Hamilton is one of the few cities in Ontario to consider such legislation, adding to its ongoing crusade against payday loan companies. It previously required them to be licensed, to educate the public on how their rates compare with traditional lenders and to share information on credit counselling with customers.
Green's attack on the lenders came after he discovered that loans of $300 were costing up to $1,600 because of fees and annualized interest rates he found to be about 546 per cent.
"This is no way for people living in poverty to try to get by," he said. "The targeting of our inner city neighbourhoods was a bit pernicious...we had more payday loans in some kilometres than Tim Hortons."
He believes payday loans companies should be abolished, but settled for fighting for the per-ward cap because the provincial and federal governments have allowed the process to continue and he lacks the power to overturn them.
The Ontario government decreased the cost of a payday loan from $21 to $18 per $100 in 2017 and dropped it down again to $15 this year.

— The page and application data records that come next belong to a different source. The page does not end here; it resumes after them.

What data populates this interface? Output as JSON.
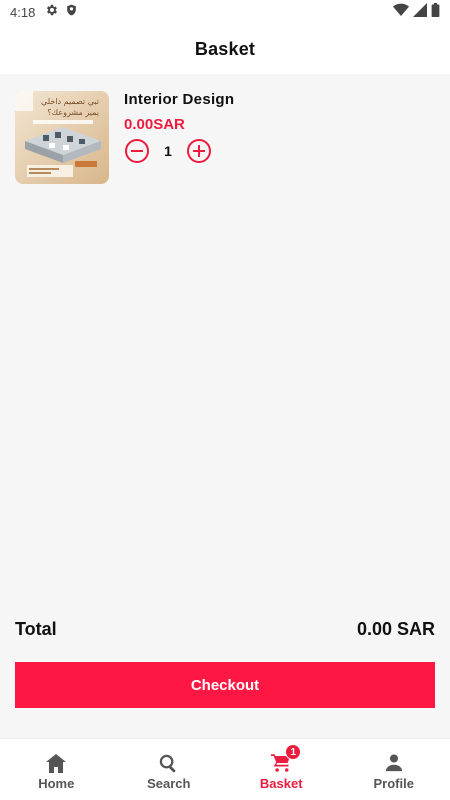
{
  "status_bar": {
    "time": "4:18",
    "left_icons": [
      "gear-icon",
      "shield-icon"
    ],
    "right_icons": [
      "wifi-icon",
      "signal-icon",
      "battery-icon"
    ]
  },
  "header": {
    "title": "Basket"
  },
  "basket": {
    "items": [
      {
        "name": "Interior Design",
        "price": "0.00SAR",
        "quantity": "1",
        "image": {
          "heading_line1": "تبي تصميم داخلي",
          "heading_line2": "يميز مشروعك؟"
        }
      }
    ],
    "total_label": "Total",
    "total_value": "0.00 SAR",
    "checkout_label": "Checkout"
  },
  "bottom_nav": {
    "items": [
      {
        "label": "Home",
        "icon": "home-icon",
        "active": false
      },
      {
        "label": "Search",
        "icon": "search-icon",
        "active": false
      },
      {
        "label": "Basket",
        "icon": "cart-icon",
        "active": true,
        "badge": "1"
      },
      {
        "label": "Profile",
        "icon": "person-icon",
        "active": false
      }
    ]
  },
  "colors": {
    "accent": "#ec1c3f",
    "checkout_button": "#ff1744",
    "background": "#f6f6f6",
    "surface": "#ffffff"
  }
}
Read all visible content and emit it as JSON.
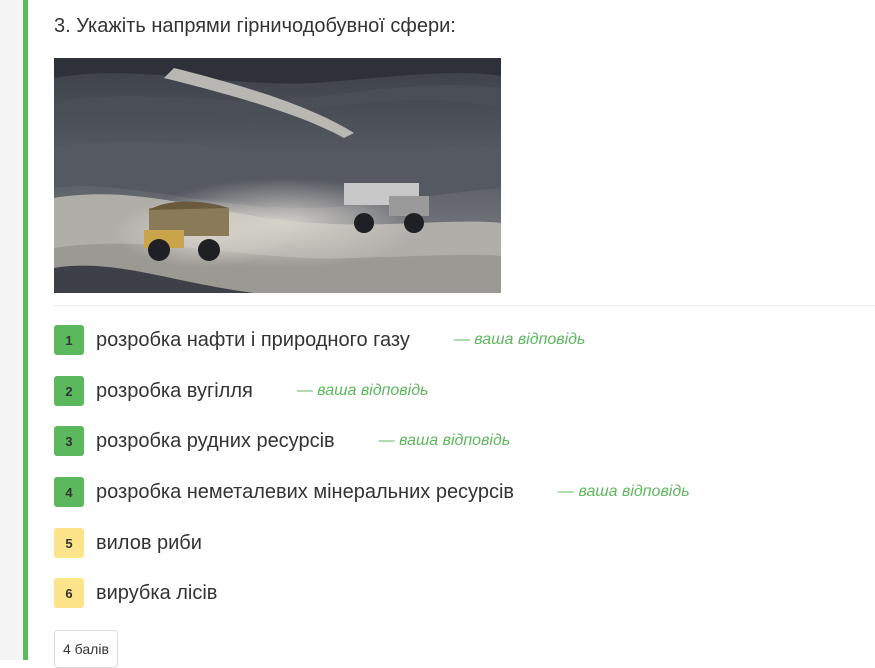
{
  "question": {
    "title": "3. Укажіть напрями гірничодобувної сфери:",
    "image_alt": "mining-dump-trucks-photo"
  },
  "answers": [
    {
      "number": "1",
      "text": "розробка нафти і природного газу",
      "note": "— ваша відповідь",
      "status": "correct"
    },
    {
      "number": "2",
      "text": "розробка вугілля",
      "note": "— ваша відповідь",
      "status": "correct"
    },
    {
      "number": "3",
      "text": "розробка рудних ресурсів",
      "note": "— ваша відповідь",
      "status": "correct"
    },
    {
      "number": "4",
      "text": "розробка неметалевих мінеральних ресурсів",
      "note": "— ваша відповідь",
      "status": "correct"
    },
    {
      "number": "5",
      "text": "вилов риби",
      "status": "neutral"
    },
    {
      "number": "6",
      "text": "вирубка лісів",
      "status": "neutral"
    }
  ],
  "score": {
    "label": "4 балів"
  },
  "colors": {
    "accent": "#5cb85c",
    "neutral_badge": "#fde48a",
    "text": "#333333"
  }
}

The Canadian Consumer Finance Association, formerly the Canadian Payday Loan Association, argued that it provides a bridge for borrowers who are rejected by banks and would otherwise have to turn to illegal lenders.
Tony Irwin, CEO of the Canadian Consumer Finance Association, was puzzled as to why Hamilton has considered such legislation when he's been noticing the payday loan industry shrinking for years.
"It is a very difficult industry to operate in and there is lots of competition," Irwin said. "As locations find it more difficult to operate, some will face a difficult decision to close."
The policy that councillors will vote on won't immediately decrease the city's number of payday loan businesses to 15 to match its number of wards because it will grandfather in existing companies, but will prevent new ones from opening, said Tom Cooper, the director of the Hamilton Roundtable for Poverty Reduction.
He's noticed a "community crisis" has spawned from the 40 payday loan outlets he's counted in Hamilton, which are mostly "clustered together" in the city's downtown core.
Cooper said the proximity creates a "predatory" scenario because "we often see people who owe money go to one payday loan outlet and then go to a second to pay the first and then a few doors down again (to another) to pay the second one."
Tara Deschamps, The Canadian Press